— Goal of the exercise —
Pick each line containing "time" out of the records.

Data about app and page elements
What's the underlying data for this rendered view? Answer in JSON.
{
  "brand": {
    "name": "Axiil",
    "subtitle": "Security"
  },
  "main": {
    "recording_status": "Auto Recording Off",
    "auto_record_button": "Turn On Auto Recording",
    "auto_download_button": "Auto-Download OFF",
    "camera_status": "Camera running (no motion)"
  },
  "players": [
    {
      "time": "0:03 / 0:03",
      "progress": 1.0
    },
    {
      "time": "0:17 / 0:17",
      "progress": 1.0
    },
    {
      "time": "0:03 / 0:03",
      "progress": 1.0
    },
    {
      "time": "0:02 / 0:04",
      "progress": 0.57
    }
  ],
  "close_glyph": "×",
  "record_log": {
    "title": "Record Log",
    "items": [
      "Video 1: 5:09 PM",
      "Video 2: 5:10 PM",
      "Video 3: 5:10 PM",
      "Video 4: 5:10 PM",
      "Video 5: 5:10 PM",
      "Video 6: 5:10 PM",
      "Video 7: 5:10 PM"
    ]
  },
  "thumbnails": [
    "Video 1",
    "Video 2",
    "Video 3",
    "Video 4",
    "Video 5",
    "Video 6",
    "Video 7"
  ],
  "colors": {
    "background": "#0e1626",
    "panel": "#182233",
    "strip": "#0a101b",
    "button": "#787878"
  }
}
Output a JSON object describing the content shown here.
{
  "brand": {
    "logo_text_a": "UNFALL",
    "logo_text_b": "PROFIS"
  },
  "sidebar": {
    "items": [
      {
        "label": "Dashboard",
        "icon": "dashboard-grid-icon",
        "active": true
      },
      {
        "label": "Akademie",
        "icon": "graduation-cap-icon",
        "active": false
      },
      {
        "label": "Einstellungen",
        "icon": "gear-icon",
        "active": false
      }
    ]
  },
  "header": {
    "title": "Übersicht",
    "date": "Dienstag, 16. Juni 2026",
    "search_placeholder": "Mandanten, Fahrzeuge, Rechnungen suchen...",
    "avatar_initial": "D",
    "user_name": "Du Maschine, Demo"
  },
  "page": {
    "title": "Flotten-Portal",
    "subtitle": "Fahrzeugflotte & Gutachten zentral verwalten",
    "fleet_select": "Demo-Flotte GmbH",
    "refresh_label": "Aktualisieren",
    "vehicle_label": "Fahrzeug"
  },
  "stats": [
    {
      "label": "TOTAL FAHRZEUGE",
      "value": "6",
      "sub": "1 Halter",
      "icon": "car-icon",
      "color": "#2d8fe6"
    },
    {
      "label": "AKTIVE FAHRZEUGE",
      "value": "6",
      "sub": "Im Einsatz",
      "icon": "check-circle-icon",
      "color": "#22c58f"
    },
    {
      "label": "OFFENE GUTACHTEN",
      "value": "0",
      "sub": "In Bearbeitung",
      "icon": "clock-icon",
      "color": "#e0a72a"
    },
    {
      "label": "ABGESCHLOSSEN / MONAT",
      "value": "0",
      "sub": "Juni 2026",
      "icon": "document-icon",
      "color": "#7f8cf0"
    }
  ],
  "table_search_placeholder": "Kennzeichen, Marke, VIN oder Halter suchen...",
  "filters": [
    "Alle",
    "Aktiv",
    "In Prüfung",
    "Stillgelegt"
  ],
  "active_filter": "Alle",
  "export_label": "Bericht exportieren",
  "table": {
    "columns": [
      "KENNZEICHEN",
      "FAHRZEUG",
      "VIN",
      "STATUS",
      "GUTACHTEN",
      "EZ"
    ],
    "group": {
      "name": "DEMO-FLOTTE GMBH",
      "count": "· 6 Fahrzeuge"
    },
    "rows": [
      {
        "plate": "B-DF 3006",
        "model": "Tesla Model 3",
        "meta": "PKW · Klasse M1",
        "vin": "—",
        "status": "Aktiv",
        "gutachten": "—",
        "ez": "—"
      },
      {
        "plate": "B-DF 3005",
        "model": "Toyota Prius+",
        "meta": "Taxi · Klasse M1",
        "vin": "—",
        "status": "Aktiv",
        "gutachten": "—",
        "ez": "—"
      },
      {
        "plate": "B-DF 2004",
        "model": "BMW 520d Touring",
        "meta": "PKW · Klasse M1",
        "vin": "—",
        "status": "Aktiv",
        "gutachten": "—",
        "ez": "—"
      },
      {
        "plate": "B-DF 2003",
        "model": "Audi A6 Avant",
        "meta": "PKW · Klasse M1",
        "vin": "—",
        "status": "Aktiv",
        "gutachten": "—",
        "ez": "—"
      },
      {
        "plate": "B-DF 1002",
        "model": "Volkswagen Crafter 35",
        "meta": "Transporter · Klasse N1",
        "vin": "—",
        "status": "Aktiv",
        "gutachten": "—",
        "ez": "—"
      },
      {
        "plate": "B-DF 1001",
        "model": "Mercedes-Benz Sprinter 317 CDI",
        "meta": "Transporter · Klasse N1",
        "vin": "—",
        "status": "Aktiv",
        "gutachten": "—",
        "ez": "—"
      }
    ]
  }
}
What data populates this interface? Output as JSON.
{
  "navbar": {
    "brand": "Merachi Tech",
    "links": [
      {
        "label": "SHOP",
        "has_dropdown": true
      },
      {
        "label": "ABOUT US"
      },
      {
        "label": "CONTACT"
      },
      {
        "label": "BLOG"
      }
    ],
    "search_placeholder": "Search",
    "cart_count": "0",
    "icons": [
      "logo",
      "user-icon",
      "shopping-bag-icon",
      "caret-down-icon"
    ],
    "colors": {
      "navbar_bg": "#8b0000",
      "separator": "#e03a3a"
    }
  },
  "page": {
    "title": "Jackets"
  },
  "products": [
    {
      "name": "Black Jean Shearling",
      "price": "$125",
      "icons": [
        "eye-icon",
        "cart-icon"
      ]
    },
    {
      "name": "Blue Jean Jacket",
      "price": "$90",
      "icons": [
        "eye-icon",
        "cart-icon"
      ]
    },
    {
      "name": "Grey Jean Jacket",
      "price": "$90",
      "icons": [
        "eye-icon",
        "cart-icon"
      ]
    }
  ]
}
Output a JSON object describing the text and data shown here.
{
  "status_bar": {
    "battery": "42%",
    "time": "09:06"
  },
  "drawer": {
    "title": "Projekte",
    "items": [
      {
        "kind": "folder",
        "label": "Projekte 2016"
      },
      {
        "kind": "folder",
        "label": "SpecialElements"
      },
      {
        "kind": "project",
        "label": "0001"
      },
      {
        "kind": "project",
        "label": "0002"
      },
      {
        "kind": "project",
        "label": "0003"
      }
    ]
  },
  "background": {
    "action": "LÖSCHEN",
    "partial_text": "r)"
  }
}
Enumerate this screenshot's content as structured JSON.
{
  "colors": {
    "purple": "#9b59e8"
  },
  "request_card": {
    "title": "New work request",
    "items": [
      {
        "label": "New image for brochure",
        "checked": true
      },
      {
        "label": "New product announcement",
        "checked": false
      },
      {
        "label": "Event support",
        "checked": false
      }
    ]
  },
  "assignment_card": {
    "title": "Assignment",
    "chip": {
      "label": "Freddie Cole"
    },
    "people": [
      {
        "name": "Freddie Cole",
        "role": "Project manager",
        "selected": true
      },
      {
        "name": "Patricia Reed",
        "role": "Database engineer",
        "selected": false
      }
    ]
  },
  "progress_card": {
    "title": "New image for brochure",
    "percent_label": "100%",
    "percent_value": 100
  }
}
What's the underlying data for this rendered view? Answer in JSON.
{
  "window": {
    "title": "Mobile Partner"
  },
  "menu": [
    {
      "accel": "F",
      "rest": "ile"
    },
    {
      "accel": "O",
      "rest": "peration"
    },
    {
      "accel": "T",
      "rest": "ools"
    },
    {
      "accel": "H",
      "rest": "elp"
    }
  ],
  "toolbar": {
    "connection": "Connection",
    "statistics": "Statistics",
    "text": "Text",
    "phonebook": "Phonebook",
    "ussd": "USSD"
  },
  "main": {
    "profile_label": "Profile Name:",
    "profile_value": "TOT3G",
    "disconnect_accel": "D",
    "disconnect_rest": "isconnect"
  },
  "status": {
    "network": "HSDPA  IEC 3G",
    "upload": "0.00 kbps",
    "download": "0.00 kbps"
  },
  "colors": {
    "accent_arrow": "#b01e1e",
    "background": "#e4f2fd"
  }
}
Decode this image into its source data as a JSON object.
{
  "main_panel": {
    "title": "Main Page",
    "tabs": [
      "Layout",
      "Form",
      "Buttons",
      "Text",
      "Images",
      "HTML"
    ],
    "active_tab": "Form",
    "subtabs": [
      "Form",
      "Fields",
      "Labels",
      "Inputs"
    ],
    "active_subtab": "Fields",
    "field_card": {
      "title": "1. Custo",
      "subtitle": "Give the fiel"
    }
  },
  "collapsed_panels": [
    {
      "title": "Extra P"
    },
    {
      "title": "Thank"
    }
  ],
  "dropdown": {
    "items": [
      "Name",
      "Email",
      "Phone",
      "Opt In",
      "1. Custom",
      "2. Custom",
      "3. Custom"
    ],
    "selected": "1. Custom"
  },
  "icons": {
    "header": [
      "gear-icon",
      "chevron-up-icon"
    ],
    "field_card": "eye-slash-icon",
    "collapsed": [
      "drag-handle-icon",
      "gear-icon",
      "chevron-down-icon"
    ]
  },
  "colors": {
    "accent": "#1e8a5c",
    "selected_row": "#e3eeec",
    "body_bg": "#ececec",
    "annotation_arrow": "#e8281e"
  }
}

— Expected answer —
      "time": "0:03 / 0:03",
      "time": "0:17 / 0:17",
      "time": "0:03 / 0:03",
      "time": "0:02 / 0:04",
    "time": "09:06"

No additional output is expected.